The response should contain only those lines of the entries below that include the string "Accept".

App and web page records
---

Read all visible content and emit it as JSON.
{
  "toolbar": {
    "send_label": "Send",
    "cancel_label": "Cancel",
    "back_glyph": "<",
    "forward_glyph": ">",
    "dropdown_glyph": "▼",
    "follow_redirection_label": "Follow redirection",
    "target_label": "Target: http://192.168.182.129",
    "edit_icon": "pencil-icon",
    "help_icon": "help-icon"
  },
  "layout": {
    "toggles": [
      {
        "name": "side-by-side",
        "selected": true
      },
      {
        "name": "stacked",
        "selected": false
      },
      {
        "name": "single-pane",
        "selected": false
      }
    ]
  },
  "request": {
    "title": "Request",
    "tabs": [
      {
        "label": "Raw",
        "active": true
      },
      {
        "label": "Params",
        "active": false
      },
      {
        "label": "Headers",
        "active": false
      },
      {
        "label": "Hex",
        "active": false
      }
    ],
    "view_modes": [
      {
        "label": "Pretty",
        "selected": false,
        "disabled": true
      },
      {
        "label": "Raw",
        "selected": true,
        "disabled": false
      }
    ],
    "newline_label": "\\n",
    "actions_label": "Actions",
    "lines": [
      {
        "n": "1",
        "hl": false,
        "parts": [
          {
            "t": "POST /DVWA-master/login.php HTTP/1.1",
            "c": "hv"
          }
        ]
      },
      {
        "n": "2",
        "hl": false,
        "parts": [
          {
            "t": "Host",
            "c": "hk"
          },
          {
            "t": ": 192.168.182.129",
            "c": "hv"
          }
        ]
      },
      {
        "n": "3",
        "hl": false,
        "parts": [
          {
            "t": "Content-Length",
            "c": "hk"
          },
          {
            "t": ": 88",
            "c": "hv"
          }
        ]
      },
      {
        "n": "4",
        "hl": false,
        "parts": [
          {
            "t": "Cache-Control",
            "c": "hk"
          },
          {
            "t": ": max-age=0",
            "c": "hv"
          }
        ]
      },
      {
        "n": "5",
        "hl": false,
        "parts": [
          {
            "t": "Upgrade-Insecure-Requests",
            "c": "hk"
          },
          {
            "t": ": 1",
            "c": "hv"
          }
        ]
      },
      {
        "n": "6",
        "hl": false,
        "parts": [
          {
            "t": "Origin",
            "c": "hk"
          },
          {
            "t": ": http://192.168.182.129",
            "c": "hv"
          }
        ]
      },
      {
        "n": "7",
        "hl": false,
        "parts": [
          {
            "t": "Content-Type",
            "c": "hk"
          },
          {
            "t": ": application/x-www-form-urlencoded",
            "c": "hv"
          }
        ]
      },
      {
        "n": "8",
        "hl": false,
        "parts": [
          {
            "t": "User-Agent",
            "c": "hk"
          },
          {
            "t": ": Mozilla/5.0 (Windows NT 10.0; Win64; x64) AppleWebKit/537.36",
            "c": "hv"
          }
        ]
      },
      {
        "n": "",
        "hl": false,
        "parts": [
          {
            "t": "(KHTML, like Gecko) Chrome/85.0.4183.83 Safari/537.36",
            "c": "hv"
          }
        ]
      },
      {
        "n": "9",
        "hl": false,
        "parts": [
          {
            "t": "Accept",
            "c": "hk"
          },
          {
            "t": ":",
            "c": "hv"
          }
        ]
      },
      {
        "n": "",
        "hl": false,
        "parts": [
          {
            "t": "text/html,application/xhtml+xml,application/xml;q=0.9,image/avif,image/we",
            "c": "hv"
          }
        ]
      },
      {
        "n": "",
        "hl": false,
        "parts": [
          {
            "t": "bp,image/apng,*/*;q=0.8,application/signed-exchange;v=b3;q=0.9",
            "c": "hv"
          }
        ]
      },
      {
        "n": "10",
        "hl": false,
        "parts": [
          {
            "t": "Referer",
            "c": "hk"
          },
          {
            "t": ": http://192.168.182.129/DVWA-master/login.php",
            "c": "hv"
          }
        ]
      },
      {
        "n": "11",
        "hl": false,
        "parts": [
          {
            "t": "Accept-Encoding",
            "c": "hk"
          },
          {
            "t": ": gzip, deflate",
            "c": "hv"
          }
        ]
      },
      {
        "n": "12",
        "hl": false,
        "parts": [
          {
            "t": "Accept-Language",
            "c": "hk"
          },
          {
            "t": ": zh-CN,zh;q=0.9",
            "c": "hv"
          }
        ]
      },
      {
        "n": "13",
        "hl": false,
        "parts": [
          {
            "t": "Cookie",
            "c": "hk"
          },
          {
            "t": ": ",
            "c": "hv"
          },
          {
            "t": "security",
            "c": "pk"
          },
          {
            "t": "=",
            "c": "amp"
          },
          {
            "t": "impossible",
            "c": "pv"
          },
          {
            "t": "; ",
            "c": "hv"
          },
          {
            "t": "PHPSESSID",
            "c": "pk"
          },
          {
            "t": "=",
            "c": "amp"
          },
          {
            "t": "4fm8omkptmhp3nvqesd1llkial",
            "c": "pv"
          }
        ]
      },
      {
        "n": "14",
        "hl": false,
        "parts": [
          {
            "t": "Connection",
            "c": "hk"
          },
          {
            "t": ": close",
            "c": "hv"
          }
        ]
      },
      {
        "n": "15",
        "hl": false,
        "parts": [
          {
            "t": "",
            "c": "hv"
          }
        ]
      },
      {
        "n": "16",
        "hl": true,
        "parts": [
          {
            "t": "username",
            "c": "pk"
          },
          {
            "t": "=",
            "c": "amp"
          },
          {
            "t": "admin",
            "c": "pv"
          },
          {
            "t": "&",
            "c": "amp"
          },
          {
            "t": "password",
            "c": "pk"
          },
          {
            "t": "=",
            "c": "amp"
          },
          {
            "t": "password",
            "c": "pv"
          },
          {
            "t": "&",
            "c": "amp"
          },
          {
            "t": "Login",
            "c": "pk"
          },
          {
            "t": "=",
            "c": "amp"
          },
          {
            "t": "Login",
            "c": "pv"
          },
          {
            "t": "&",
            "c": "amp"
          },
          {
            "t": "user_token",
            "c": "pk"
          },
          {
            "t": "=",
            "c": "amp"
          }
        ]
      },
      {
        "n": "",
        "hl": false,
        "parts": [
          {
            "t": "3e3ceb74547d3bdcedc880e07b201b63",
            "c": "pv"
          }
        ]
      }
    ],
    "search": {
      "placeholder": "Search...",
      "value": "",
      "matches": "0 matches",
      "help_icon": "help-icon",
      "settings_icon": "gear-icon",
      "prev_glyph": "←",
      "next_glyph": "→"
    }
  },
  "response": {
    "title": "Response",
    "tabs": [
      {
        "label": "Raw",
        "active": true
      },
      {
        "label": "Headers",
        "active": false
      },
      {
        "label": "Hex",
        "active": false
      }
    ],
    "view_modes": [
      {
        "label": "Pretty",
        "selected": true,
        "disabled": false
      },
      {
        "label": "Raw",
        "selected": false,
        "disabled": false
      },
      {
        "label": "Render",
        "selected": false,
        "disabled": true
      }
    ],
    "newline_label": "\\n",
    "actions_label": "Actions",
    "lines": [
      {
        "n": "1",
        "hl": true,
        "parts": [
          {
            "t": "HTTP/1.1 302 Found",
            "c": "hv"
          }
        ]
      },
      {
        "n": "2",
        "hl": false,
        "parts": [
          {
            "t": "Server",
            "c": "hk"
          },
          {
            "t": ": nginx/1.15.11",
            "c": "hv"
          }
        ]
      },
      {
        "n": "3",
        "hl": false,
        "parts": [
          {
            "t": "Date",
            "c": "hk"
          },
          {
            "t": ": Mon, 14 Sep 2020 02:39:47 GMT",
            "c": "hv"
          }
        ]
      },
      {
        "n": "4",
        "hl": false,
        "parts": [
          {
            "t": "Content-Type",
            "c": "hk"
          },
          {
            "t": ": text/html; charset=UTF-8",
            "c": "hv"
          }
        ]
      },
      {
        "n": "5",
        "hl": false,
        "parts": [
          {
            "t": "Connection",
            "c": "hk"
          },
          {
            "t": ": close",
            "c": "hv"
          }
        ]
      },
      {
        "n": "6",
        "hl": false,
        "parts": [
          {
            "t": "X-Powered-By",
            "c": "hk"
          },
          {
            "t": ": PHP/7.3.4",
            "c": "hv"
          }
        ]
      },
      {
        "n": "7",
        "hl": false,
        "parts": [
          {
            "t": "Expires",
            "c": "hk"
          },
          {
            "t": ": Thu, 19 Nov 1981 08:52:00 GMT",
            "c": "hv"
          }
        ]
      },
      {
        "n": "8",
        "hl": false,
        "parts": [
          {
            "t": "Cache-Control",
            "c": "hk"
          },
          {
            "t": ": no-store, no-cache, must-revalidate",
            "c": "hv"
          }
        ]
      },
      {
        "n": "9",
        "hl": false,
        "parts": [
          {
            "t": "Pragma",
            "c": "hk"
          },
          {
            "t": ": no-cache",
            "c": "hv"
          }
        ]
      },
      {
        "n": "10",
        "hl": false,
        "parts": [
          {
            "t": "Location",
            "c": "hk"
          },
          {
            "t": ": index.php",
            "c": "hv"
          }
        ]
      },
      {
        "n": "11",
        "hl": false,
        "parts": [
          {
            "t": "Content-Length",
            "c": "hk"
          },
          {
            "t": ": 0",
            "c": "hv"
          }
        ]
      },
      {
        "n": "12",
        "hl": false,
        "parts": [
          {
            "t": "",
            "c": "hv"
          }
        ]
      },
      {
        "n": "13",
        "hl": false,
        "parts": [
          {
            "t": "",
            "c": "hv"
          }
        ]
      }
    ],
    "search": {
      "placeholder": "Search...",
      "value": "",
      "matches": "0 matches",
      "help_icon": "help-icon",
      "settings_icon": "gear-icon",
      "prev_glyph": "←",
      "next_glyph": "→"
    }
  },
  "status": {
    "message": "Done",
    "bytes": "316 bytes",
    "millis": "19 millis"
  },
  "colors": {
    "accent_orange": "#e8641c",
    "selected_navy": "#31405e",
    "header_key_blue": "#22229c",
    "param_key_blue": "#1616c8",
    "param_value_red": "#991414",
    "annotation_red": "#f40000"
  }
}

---

Your solution ▸
            "t": "Accept",
            "t": "Accept-Encoding",
            "t": "Accept-Language",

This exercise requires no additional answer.